### What this task involves
All of the entries must be reproduced exactly, with no images carried over.

### Recorded data

━━━

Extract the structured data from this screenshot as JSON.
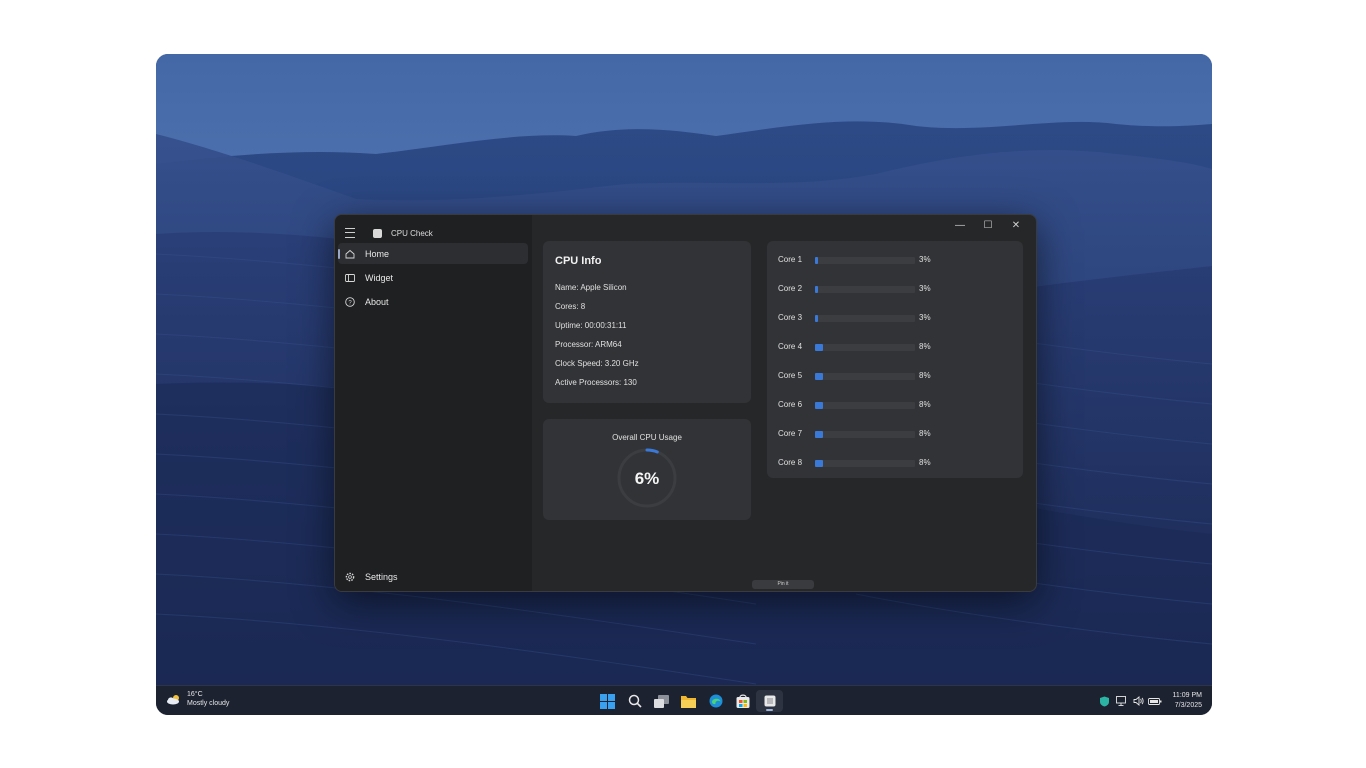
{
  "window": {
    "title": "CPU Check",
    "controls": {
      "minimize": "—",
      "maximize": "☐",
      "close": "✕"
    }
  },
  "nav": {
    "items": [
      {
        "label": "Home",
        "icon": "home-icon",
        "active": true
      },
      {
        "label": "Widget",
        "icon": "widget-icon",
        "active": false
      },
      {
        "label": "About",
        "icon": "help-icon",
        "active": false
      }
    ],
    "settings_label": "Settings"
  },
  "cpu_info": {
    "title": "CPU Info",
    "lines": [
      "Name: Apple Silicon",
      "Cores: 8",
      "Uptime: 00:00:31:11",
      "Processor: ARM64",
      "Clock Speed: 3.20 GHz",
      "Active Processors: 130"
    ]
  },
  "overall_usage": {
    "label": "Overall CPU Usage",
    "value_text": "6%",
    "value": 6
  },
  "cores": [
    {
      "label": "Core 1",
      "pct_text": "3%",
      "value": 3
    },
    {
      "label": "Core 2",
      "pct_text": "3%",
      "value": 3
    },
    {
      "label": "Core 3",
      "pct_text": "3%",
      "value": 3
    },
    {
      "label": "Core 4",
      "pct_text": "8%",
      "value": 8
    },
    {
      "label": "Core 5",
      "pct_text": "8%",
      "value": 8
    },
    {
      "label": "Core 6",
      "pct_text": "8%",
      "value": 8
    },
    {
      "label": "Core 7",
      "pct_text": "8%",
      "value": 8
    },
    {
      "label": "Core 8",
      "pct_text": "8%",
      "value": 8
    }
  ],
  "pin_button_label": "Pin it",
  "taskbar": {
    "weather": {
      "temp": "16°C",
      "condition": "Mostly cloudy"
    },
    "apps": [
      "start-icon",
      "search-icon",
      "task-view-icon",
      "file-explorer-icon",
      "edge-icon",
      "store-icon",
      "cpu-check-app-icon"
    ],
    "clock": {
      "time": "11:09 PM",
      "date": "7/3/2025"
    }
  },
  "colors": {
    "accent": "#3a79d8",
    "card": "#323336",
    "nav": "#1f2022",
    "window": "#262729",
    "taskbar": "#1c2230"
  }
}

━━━

### Result of the task
Extract the structured data from this screenshot as JSON.
{
  "window": {
    "title": "CPU Check",
    "controls": {
      "minimize": "—",
      "maximize": "☐",
      "close": "✕"
    }
  },
  "nav": {
    "items": [
      {
        "label": "Home",
        "icon": "home-icon",
        "active": true
      },
      {
        "label": "Widget",
        "icon": "widget-icon",
        "active": false
      },
      {
        "label": "About",
        "icon": "help-icon",
        "active": false
      }
    ],
    "settings_label": "Settings"
  },
  "cpu_info": {
    "title": "CPU Info",
    "lines": [
      "Name: Apple Silicon",
      "Cores: 8",
      "Uptime: 00:00:31:11",
      "Processor: ARM64",
      "Clock Speed: 3.20 GHz",
      "Active Processors: 130"
    ]
  },
  "overall_usage": {
    "label": "Overall CPU Usage",
    "value_text": "6%",
    "value": 6
  },
  "cores": [
    {
      "label": "Core 1",
      "pct_text": "3%",
      "value": 3
    },
    {
      "label": "Core 2",
      "pct_text": "3%",
      "value": 3
    },
    {
      "label": "Core 3",
      "pct_text": "3%",
      "value": 3
    },
    {
      "label": "Core 4",
      "pct_text": "8%",
      "value": 8
    },
    {
      "label": "Core 5",
      "pct_text": "8%",
      "value": 8
    },
    {
      "label": "Core 6",
      "pct_text": "8%",
      "value": 8
    },
    {
      "label": "Core 7",
      "pct_text": "8%",
      "value": 8
    },
    {
      "label": "Core 8",
      "pct_text": "8%",
      "value": 8
    }
  ],
  "pin_button_label": "Pin it",
  "taskbar": {
    "weather": {
      "temp": "16°C",
      "condition": "Mostly cloudy"
    },
    "apps": [
      "start-icon",
      "search-icon",
      "task-view-icon",
      "file-explorer-icon",
      "edge-icon",
      "store-icon",
      "cpu-check-app-icon"
    ],
    "clock": {
      "time": "11:09 PM",
      "date": "7/3/2025"
    }
  },
  "colors": {
    "accent": "#3a79d8",
    "card": "#323336",
    "nav": "#1f2022",
    "window": "#262729",
    "taskbar": "#1c2230"
  }
}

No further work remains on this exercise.